## What the task asks
Pull out every line below that holds the word "name".

## Data to examine
- - - -

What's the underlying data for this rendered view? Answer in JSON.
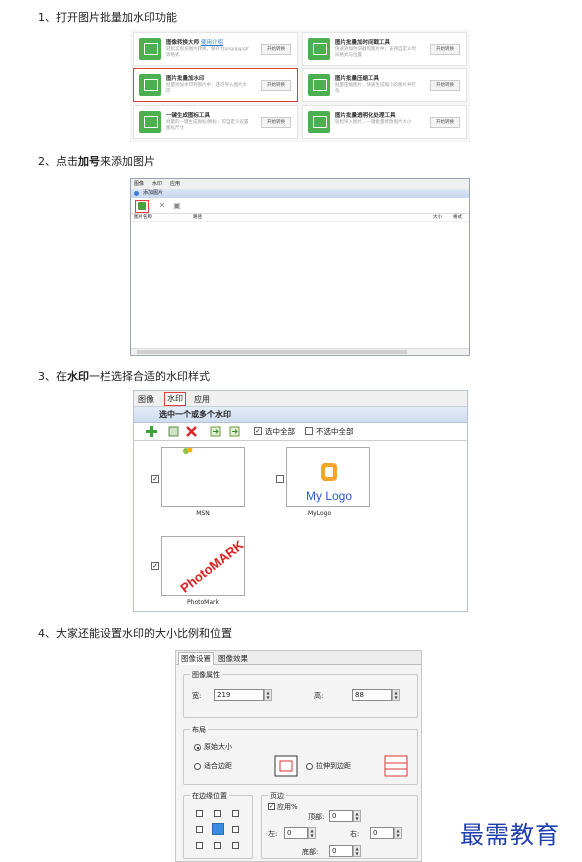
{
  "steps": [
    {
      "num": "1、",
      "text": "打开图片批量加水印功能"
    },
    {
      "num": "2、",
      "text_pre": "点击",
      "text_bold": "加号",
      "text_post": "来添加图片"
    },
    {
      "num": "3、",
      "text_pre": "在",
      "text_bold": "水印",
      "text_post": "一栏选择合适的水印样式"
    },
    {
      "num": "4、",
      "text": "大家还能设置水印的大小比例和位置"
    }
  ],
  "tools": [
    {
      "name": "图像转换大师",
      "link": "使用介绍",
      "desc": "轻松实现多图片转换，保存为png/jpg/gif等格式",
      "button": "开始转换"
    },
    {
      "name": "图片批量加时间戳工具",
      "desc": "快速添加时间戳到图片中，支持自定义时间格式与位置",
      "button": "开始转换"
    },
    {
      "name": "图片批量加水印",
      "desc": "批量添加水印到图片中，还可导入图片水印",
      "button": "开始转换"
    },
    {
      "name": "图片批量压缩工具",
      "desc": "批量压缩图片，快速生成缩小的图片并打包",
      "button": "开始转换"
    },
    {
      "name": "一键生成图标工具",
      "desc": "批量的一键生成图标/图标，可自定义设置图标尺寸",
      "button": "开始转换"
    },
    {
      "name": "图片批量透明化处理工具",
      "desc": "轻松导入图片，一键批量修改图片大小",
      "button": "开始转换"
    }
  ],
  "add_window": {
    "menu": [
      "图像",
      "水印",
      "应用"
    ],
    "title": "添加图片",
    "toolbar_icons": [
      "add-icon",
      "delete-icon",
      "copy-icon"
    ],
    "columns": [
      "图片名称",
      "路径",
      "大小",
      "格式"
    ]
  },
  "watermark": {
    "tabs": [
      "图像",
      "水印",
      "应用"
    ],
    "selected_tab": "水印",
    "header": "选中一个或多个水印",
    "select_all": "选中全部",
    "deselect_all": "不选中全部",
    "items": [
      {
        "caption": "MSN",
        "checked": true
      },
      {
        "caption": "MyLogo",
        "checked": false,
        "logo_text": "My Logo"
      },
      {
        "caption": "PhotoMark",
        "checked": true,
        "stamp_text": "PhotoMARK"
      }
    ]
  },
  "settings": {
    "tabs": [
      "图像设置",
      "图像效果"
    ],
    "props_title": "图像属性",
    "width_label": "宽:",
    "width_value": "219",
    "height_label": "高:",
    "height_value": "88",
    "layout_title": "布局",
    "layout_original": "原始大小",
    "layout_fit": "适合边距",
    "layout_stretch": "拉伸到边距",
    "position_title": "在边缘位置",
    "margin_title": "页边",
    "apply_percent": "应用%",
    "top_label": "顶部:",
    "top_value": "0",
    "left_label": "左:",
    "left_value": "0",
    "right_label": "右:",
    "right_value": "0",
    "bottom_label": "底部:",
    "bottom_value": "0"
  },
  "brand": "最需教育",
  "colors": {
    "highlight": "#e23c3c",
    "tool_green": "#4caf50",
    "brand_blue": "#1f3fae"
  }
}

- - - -

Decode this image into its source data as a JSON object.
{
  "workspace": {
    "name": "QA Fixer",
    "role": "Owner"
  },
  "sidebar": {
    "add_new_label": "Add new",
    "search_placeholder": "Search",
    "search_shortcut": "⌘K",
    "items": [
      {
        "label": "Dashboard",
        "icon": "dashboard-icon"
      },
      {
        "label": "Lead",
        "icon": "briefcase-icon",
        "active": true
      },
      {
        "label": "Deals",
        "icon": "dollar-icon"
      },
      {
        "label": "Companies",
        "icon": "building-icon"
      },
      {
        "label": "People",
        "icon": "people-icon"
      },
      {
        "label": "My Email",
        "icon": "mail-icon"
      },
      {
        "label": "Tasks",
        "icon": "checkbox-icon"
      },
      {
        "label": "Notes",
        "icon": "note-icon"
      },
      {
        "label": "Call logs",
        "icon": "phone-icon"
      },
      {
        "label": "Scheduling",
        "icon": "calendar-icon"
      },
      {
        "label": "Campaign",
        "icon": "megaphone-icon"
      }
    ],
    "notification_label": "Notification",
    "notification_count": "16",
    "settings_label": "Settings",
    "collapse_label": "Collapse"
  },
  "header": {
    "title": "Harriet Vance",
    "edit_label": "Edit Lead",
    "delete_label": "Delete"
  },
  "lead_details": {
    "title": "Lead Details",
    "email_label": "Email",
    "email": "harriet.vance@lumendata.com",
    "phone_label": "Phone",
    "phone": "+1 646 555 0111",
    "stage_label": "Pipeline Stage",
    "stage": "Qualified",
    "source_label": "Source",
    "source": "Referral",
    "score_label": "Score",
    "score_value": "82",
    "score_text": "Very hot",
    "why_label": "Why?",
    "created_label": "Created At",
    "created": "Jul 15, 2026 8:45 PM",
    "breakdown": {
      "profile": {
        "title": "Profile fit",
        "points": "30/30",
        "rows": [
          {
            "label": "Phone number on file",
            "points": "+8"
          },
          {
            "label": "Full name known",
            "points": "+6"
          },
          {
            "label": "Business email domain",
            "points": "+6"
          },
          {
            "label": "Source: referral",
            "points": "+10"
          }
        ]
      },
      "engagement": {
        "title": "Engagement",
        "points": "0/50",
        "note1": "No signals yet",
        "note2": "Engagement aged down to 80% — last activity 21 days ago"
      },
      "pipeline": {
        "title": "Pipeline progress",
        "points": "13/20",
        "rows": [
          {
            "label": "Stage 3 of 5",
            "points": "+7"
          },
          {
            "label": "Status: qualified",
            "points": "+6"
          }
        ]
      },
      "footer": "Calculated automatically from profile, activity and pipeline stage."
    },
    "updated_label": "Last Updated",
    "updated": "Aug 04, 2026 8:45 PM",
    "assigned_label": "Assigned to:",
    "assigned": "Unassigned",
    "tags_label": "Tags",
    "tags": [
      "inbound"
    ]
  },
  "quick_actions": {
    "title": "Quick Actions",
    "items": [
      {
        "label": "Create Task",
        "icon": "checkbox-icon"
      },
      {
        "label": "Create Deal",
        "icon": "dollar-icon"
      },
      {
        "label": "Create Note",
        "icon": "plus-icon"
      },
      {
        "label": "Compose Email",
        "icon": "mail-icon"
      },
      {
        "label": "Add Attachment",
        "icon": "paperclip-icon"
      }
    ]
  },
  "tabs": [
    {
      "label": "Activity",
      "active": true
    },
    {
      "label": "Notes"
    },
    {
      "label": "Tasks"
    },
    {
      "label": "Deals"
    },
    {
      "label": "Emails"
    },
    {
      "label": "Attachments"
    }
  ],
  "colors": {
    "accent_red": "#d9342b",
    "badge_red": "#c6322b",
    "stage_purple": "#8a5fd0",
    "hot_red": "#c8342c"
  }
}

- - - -

## Written answer
      "name": "图像转换大师",
      "name": "图片批量加时间戳工具",
      "name": "图片批量加水印",
      "name": "图片批量压缩工具",
      "name": "一键生成图标工具",
      "name": "图片批量透明化处理工具",
    "name": "QA Fixer",
            "label": "Full name known",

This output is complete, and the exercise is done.